I’ve developed a routine. When I go to the store and buy a bottle of wine and the clerk asks me to provide photo ID (a request made mandatory by the state law that took effect last summer), I say, “It’s a close call.” Sometimes he or she will respond, but usually there is silence as the clerk tries to decide if a birth date in 1954 makes me older than 21. They don’t seem to see much humor in their new responsibility.
In fact, some of the same people who created the new ID law have declared it “silly” and “stupid.” That’s why the General Assembly is taking steps to change it to require ID only if someone buying alcohol looks to be 40 or under.
Recently, a gentleman in front of me at the store (and significantly older than I) announced that he didn’t mind showing his ID. He compared the ID request to security at the airport and said that if it helps keep him safe, he doesn’t mind. Shopkeepers will tell you it has cut down on attempts to purchase alcohol by underage drinkers and that may keep all of us safer.
It means there is an argument in favor of the statute.
Yet I have trouble finding an argument in favor of another law that has produced no outcry from the public.

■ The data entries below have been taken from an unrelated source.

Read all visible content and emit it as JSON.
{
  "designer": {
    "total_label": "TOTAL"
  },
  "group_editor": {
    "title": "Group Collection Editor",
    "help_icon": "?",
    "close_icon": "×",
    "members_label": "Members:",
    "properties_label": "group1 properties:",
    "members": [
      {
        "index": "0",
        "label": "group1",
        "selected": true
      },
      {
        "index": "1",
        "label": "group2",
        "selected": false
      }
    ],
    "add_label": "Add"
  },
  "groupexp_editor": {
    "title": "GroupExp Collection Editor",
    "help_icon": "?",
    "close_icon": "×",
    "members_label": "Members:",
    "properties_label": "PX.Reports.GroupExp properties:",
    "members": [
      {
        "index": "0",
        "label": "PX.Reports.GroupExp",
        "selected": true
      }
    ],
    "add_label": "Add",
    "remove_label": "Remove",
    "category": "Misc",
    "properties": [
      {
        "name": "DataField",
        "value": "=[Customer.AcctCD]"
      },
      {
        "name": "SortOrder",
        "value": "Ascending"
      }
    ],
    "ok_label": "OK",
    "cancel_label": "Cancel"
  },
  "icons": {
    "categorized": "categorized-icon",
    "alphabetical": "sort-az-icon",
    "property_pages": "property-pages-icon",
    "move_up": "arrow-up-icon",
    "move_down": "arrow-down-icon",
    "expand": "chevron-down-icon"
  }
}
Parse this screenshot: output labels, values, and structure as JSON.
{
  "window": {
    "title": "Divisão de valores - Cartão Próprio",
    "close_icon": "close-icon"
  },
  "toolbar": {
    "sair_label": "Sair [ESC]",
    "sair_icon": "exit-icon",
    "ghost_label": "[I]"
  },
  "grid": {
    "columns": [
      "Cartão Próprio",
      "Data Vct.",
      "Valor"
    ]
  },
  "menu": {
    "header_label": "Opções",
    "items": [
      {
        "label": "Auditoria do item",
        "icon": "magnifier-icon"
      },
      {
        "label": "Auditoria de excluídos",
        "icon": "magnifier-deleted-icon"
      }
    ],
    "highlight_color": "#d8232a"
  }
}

It’s the one that prevents a candidate for governor from raising money while the General Assembly is in session. It’s the one that caused GOP congressman Mike Pence to stop short of declaring a bid for governor when he ruled out a campaign for the White House. Instead, Pence says he will contemplate a run for re-election to Congress while he tests the waters in the race for governor.
Pence did the smart thing. He can (I don’t know if he will) raise money for Congress and later transfer that money into a campaign for governor and, therefore, circumvent the new law. Even if he doesn’t do that, no other potential challenger can raise money, either, so he is not giving up an advantage.
This law came about when, in an effort to address ethical concerns, lawmakers banned their own fundraising during the legislative session. When they realized the governor could still raise money and buy ads to influence their work, they included statewide officeholders in the ban. They didn’t calculate the current circumstance that encourages Pence and others to mislead the public. Democratic congressman Joe Donnelly is also considering a run for governor. Because it makes sense to wait and see what his new district looks like, along with the fundraising limitation, he will sit tight until May.
A law designed to make politics more transparent has given politicians a reason to hide their motives, their actions, and wink at the public in the meantime.
Consider also if you’re a potential candidate for governor and you don’t have a federal fundraising account. It means you have no ability to circumvent the law and you are potentially placed at a severe disadvantage, unable to raise money while others do. The playing field is far from level.
Lobbyists will tell you that other portions of the new ethics law are also problematic. The $50 limit on reportable gifts to lawmakers (down from $100) has lawyers all over town trying to figure out how to stay within the law and out of the public documents that prompt news stories about efforts to buy influence. How do you report a bottle of wine shared by several dinner participants? What about appetizers? Do you put them on one person’s account? Or calculate fractions of the cost for each individual? Those conversations are taking place.
The gift reporting causes a different level of concern than the portion of the law on gubernatorial fundraising, for sure. But any law designed to inform the public that encourages efforts to hide things is misguided.
It’s at least as stupid as the alcohol/ID law and potentially a lot more significant.•
Shella is WISH-TV Channel 8’s political reporter, as well as host and producer of the Emmy-nominated “Indiana Week in Review.” Send comments on this column to firstname.lastname@example.org.